With graduation season about to be in full swing, a new youth-led campaign in the U.S. is set to deliver a message to commencement audiences nationwide—at colleges, high schools, and potentially lower grades as well—that this generation of outgoing students is done waiting for leaders to act on the most pressing threat now facing the world: the crisis of "catastrophic climate change."
Taking its name from its call for "zero emissions" and "zero excuses" from politicians, the "Class of 0000" project is recruiting class valedictorians and student graduation speakers to deliver one unified speech, demanding immediate action to end the fossil fuel energy system which threatens civilization as we know it. The campaign is a project of grassroots groups including the Alliance for Climate Education, Sunrise Movement, Earth Guardians, Zero Hour, and iMatter.
"How can we look forward to the next chapter of our lives when the flames of wildfires are already burning the pages of our stories?" asks Lia Harel, a high school climate activist and organizer for the campaign, in a Common Dreams op-ed published Friday. "How can we look forward to building a home with a family when the floods, hurricanes, and rising sea levels are already tearing down our walls?"
"How can we look forward to the next chapter of our lives when the flames of wildfires are already burning the pages of our stories?" —Lia Harel, Class of 0000"This is not an exaggeration, and this is certainly not a hoax," continued Harel, who is graduating from Hopkins High School in Minnesota. "This is the reality that my generation faces. But we, the Class of 2019, are determined to reverse this reality."
Graduation speakers across the country have been driven to join Class of 0000 seven months after the UN's Intergovernmental Panel on Climate Change (IPCC) delivered a report warning humanity has less than a dozen years to avoid the very worst impacts of a warming planet by rapidly transitioning to 100 percent renewable energy.
"I am an activist and when I heard about the project, I knew I had to be a part of it—for the sake of my class, my generation, the future generations, and my children," Sol Mehl Zobrist, who will be speaking at her graduation from Spring Street International School in Washington, told Common Dreams. "This is a very important topic to address and this generation is pushing hard to get our voices heard and for our rights to be respected."
In a video on the Class of 0000 website, the campaign explains that many of this year's high school graduates will be among the tens of millions of Americans who could be first time voters in the 2020 presidential elections.
"There may be 535 members of Congress," the narrator says, "but there are 25 million of us: first time voters who have had enough."
The group says hundreds of students have already pledged to include the Class of 0000 speech, which follows in full below, during their scheduled commencement address:
Today, we celebrate our achievements from the last four years.
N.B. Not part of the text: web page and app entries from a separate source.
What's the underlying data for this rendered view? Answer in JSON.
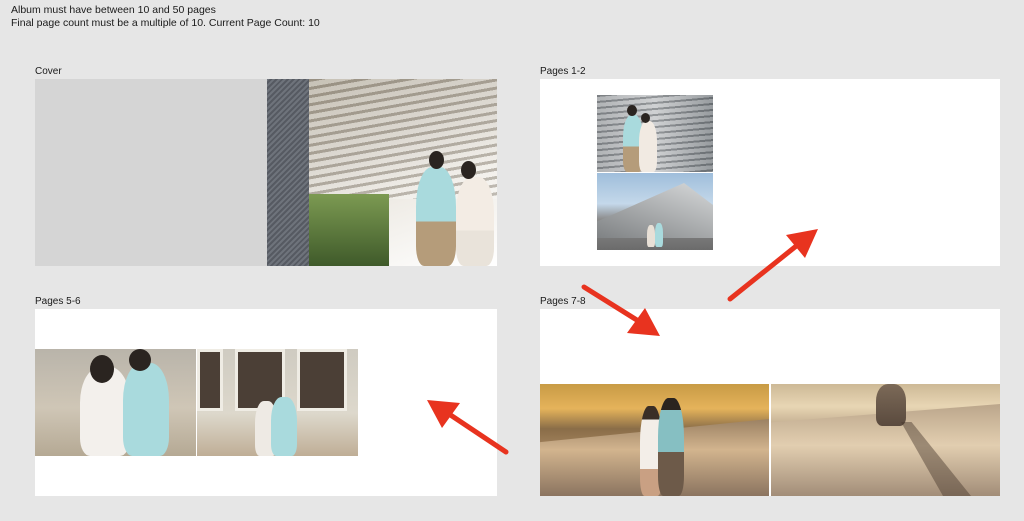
{
  "messages": {
    "line1": "Album must have between 10 and 50 pages",
    "line2": "Final page count must be a multiple of 10. Current Page Count: 10"
  },
  "spreads": {
    "cover": {
      "label": "Cover"
    },
    "pages_1_2": {
      "label": "Pages 1-2"
    },
    "pages_5_6": {
      "label": "Pages 5-6"
    },
    "pages_7_8": {
      "label": "Pages 7-8"
    }
  },
  "colors": {
    "background": "#e6e6e6",
    "spread": "#ffffff",
    "cover_left": "#d5d5d5",
    "arrow": "#e8331f"
  },
  "annotations": {
    "arrow_icon": "red-arrow-icon"
  }
}
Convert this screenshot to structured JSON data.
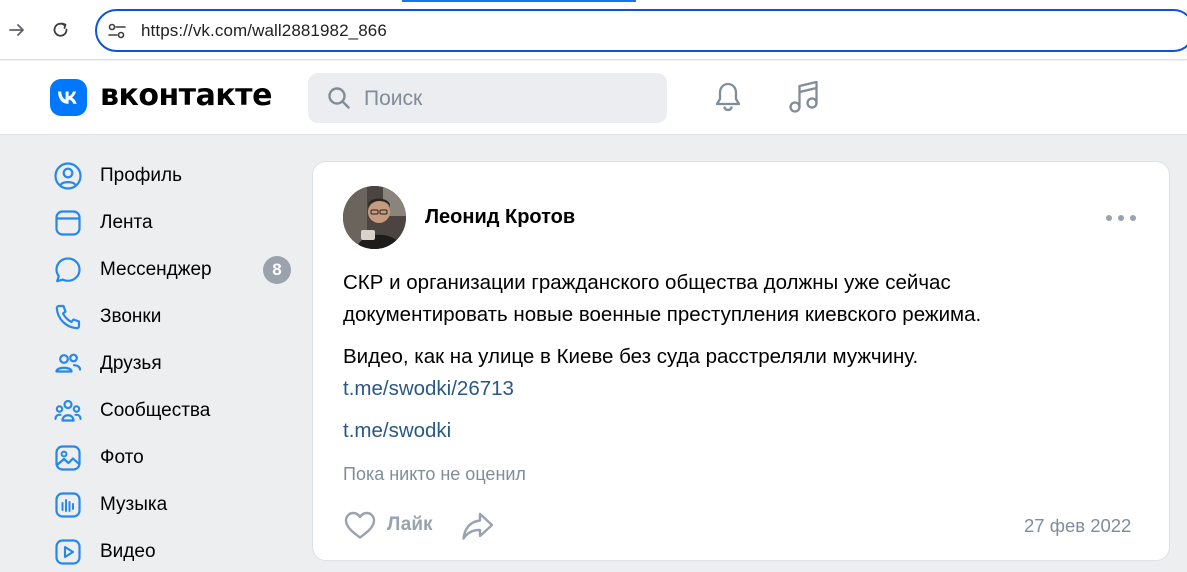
{
  "browser": {
    "url": "https://vk.com/wall2881982_866",
    "icons": {
      "forward": "forward-arrow-icon",
      "reload": "reload-icon",
      "site_info": "tune-icon"
    }
  },
  "header": {
    "logo_text": "вконтакте",
    "search_placeholder": "Поиск",
    "icons": {
      "bell": "bell-icon",
      "music": "music-icon"
    },
    "brand_color": "#0077ff"
  },
  "sidebar": {
    "items": [
      {
        "label": "Профиль",
        "icon": "profile-icon"
      },
      {
        "label": "Лента",
        "icon": "feed-icon"
      },
      {
        "label": "Мессенджер",
        "icon": "messenger-icon",
        "badge": "8"
      },
      {
        "label": "Звонки",
        "icon": "phone-icon"
      },
      {
        "label": "Друзья",
        "icon": "friends-icon"
      },
      {
        "label": "Сообщества",
        "icon": "communities-icon"
      },
      {
        "label": "Фото",
        "icon": "photo-icon"
      },
      {
        "label": "Музыка",
        "icon": "music-icon"
      },
      {
        "label": "Видео",
        "icon": "video-icon"
      }
    ]
  },
  "post": {
    "author": "Леонид Кротов",
    "paragraph1_line1": "СКР и организации гражданского общества должны уже сейчас",
    "paragraph1_line2": "документировать новые военные преступления киевского режима.",
    "paragraph2": "Видео, как на улице в Киеве без суда расстреляли мужчину.",
    "link1": "t.me/swodki/26713",
    "link2": "t.me/swodki",
    "likes_info": "Пока никто не оценил",
    "like_label": "Лайк",
    "date": "27 фев 2022",
    "link_color": "#2a5885"
  }
}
But I want to focus on what we need to achieve in the next 11.
That's how long climate scientists have given us; 11 years to avoid catastrophic climate change.
It's already damaging our homes, our health, our safety and our happiness. We won't let it take our futures too.
Our diplomas may say Class of 2019, but marked in history, we are the Class of Zero.
SCROLL TO CONTINUE WITH CONTENT
Get our best delivered to your inbox.
Zero time to waste.
Across the country, our class stands 7.5 million strong.
And in unity, we’re giving 2020 political candidates a choice:
Have a plan to get to zero emissions, or get zero of our votes.
Together, we have the power to solve the climate crisis. Every student. Every parent. Every teacher. Every leader.
The future is in our hands.
Paul Campion, a graduation speaker at Loyola University in Chicago was the first to deliver the speech on Wednesday.
The campaign follows a growing global climate action movement, led largely by young people. Sixteen-year-old Greta Thunberg held the first widely-reported climate strike last fall, holding a one-person protest outside Swedish Parliament and demanding that her government take meaningful action to stop the climate crisis. Since then millions around the world have joined the climate strike movement.
In the U.S. the youth-led Sunrise Movement has also convinced members of Congress and presidential candidates to back a Green New Deal, calling for a shift to 100 percent renewable energy by 2030.
"To ask for clear air, clean water, and land to live on is not asking a lot," Mehl Zobrist said. "Politicians will no longer be ignoring the voices of the youth. We have found our power and we will not back down, we will only be getting stronger."
"What the young people are saying is we're at this time where we need the leadership of those who are willing to take a stand and help us find a way to find those solutions," Harel told Common Dreams. "The politicians who are going to be adamant in saying, 'I want to be a part of these solutions, I want to help us find the path to a more sustainable future'—those are the people who are going to win the votes of the young people."